» ACTIVITY
Your copy must hold every line of the records word for word. It must hold no pictures.
-- EXTRACTED DATA follows --
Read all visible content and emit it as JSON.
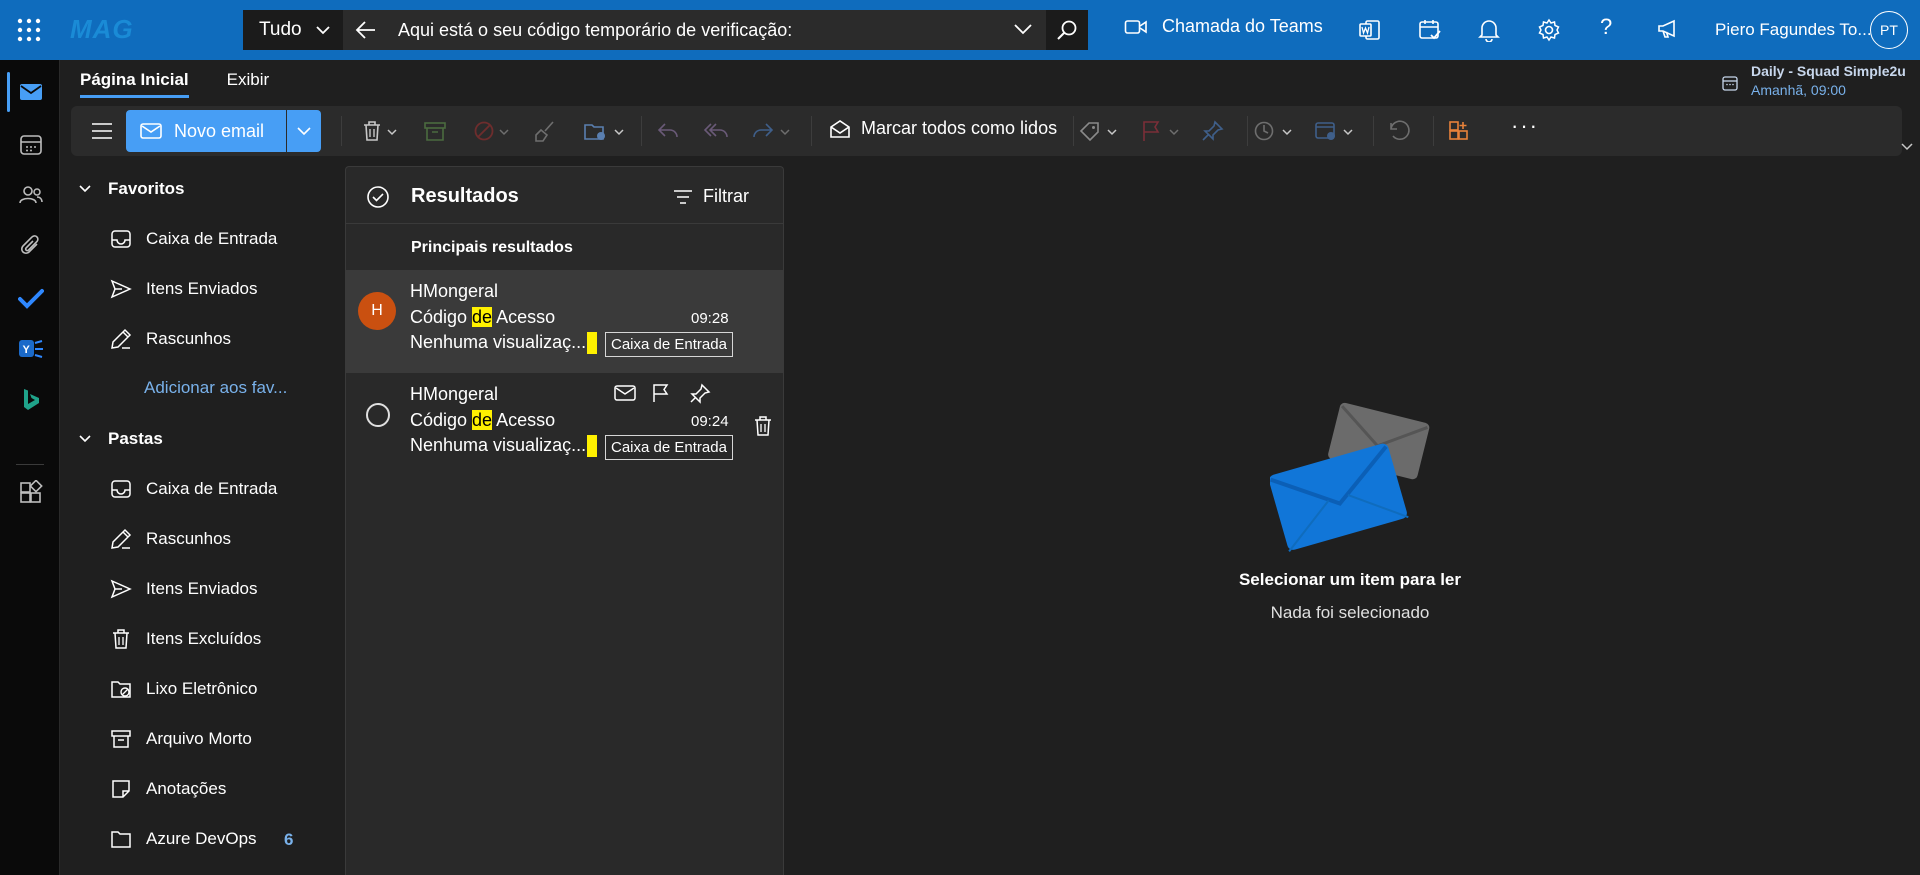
{
  "app": {
    "brand": "MAG"
  },
  "search": {
    "scope": "Tudo",
    "query": "Aqui está o seu código temporário de verificação:"
  },
  "header": {
    "teams_call": "Chamada do Teams",
    "user_name": "Piero Fagundes To...",
    "user_initials": "PT"
  },
  "ribbon": {
    "tabs": [
      "Página Inicial",
      "Exibir"
    ],
    "new_email": "Novo email",
    "mark_all_read": "Marcar todos como lidos",
    "more": "···"
  },
  "meeting": {
    "title": "Daily - Squad Simple2u",
    "time": "Amanhã, 09:00"
  },
  "folders": {
    "favorites_label": "Favoritos",
    "favorites": [
      "Caixa de Entrada",
      "Itens Enviados",
      "Rascunhos"
    ],
    "add_favorite": "Adicionar aos fav...",
    "folders_label": "Pastas",
    "items": [
      "Caixa de Entrada",
      "Rascunhos",
      "Itens Enviados",
      "Itens Excluídos",
      "Lixo Eletrônico",
      "Arquivo Morto",
      "Anotações",
      "Azure DevOps"
    ],
    "azure_count": "6"
  },
  "list": {
    "title": "Resultados",
    "filter": "Filtrar",
    "section": "Principais resultados",
    "messages": [
      {
        "avatar": "H",
        "sender": "HMongeral",
        "subject_pre": "Código ",
        "subject_hl": "de",
        "subject_post": " Acesso",
        "preview": "Nenhuma visualizaç...",
        "time": "09:28",
        "folder": "Caixa de Entrada"
      },
      {
        "sender": "HMongeral",
        "subject_pre": "Código ",
        "subject_hl": "de",
        "subject_post": " Acesso",
        "preview": "Nenhuma visualizaç...",
        "time": "09:24",
        "folder": "Caixa de Entrada"
      }
    ]
  },
  "reading": {
    "empty_title": "Selecionar um item para ler",
    "empty_subtitle": "Nada foi selecionado"
  },
  "colors": {
    "accent": "#479ef5",
    "topbar": "#0f6cbd",
    "highlight": "#fff100",
    "avatar": "#ca5010"
  }
}
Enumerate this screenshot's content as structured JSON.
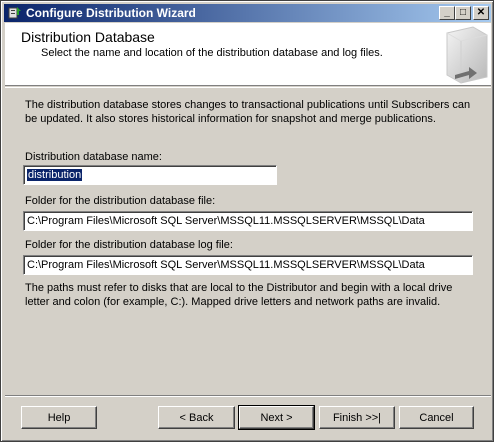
{
  "window": {
    "title": "Configure Distribution Wizard",
    "minimize_glyph": "_",
    "maximize_glyph": "□",
    "close_glyph": "✕"
  },
  "header": {
    "title": "Distribution Database",
    "subtitle": "Select the name and location of the distribution database and log files."
  },
  "body": {
    "description": "The distribution database stores changes to transactional publications until Subscribers can be updated. It also stores historical information for snapshot and merge publications.",
    "db_name_label": "Distribution database name:",
    "db_name_value": "distribution",
    "data_folder_label": "Folder for the distribution database file:",
    "data_folder_value": "C:\\Program Files\\Microsoft SQL Server\\MSSQL11.MSSQLSERVER\\MSSQL\\Data",
    "log_folder_label": "Folder for the distribution database log file:",
    "log_folder_value": "C:\\Program Files\\Microsoft SQL Server\\MSSQL11.MSSQLSERVER\\MSSQL\\Data",
    "note": "The paths must refer to disks that are local to the Distributor and begin with a local drive letter and colon (for example, C:). Mapped drive letters and network paths are invalid."
  },
  "buttons": {
    "help": "Help",
    "back": "< Back",
    "next": "Next >",
    "finish": "Finish >>|",
    "cancel": "Cancel"
  },
  "icons": {
    "app": "wizard-app-icon",
    "header_art": "server-icon"
  }
}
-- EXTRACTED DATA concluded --
» RESULT
Read all visible content and emit it as JSON.
{
  "app": {
    "brand": "MAG"
  },
  "search": {
    "scope": "Tudo",
    "query": "Aqui está o seu código temporário de verificação:"
  },
  "header": {
    "teams_call": "Chamada do Teams",
    "user_name": "Piero Fagundes To...",
    "user_initials": "PT"
  },
  "ribbon": {
    "tabs": [
      "Página Inicial",
      "Exibir"
    ],
    "new_email": "Novo email",
    "mark_all_read": "Marcar todos como lidos",
    "more": "···"
  },
  "meeting": {
    "title": "Daily - Squad Simple2u",
    "time": "Amanhã, 09:00"
  },
  "folders": {
    "favorites_label": "Favoritos",
    "favorites": [
      "Caixa de Entrada",
      "Itens Enviados",
      "Rascunhos"
    ],
    "add_favorite": "Adicionar aos fav...",
    "folders_label": "Pastas",
    "items": [
      "Caixa de Entrada",
      "Rascunhos",
      "Itens Enviados",
      "Itens Excluídos",
      "Lixo Eletrônico",
      "Arquivo Morto",
      "Anotações",
      "Azure DevOps"
    ],
    "azure_count": "6"
  },
  "list": {
    "title": "Resultados",
    "filter": "Filtrar",
    "section": "Principais resultados",
    "messages": [
      {
        "avatar": "H",
        "sender": "HMongeral",
        "subject_pre": "Código ",
        "subject_hl": "de",
        "subject_post": " Acesso",
        "preview": "Nenhuma visualizaç...",
        "time": "09:28",
        "folder": "Caixa de Entrada"
      },
      {
        "sender": "HMongeral",
        "subject_pre": "Código ",
        "subject_hl": "de",
        "subject_post": " Acesso",
        "preview": "Nenhuma visualizaç...",
        "time": "09:24",
        "folder": "Caixa de Entrada"
      }
    ]
  },
  "reading": {
    "empty_title": "Selecionar um item para ler",
    "empty_subtitle": "Nada foi selecionado"
  },
  "colors": {
    "accent": "#479ef5",
    "topbar": "#0f6cbd",
    "highlight": "#fff100",
    "avatar": "#ca5010"
  }
}
Enumerate this screenshot's content as structured JSON.
{
  "window": {
    "title": "Configure Distribution Wizard",
    "minimize_glyph": "_",
    "maximize_glyph": "□",
    "close_glyph": "✕"
  },
  "header": {
    "title": "Distribution Database",
    "subtitle": "Select the name and location of the distribution database and log files."
  },
  "body": {
    "description": "The distribution database stores changes to transactional publications until Subscribers can be updated. It also stores historical information for snapshot and merge publications.",
    "db_name_label": "Distribution database name:",
    "db_name_value": "distribution",
    "data_folder_label": "Folder for the distribution database file:",
    "data_folder_value": "C:\\Program Files\\Microsoft SQL Server\\MSSQL11.MSSQLSERVER\\MSSQL\\Data",
    "log_folder_label": "Folder for the distribution database log file:",
    "log_folder_value": "C:\\Program Files\\Microsoft SQL Server\\MSSQL11.MSSQLSERVER\\MSSQL\\Data",
    "note": "The paths must refer to disks that are local to the Distributor and begin with a local drive letter and colon (for example, C:). Mapped drive letters and network paths are invalid."
  },
  "buttons": {
    "help": "Help",
    "back": "< Back",
    "next": "Next >",
    "finish": "Finish >>|",
    "cancel": "Cancel"
  },
  "icons": {
    "app": "wizard-app-icon",
    "header_art": "server-icon"
  }
}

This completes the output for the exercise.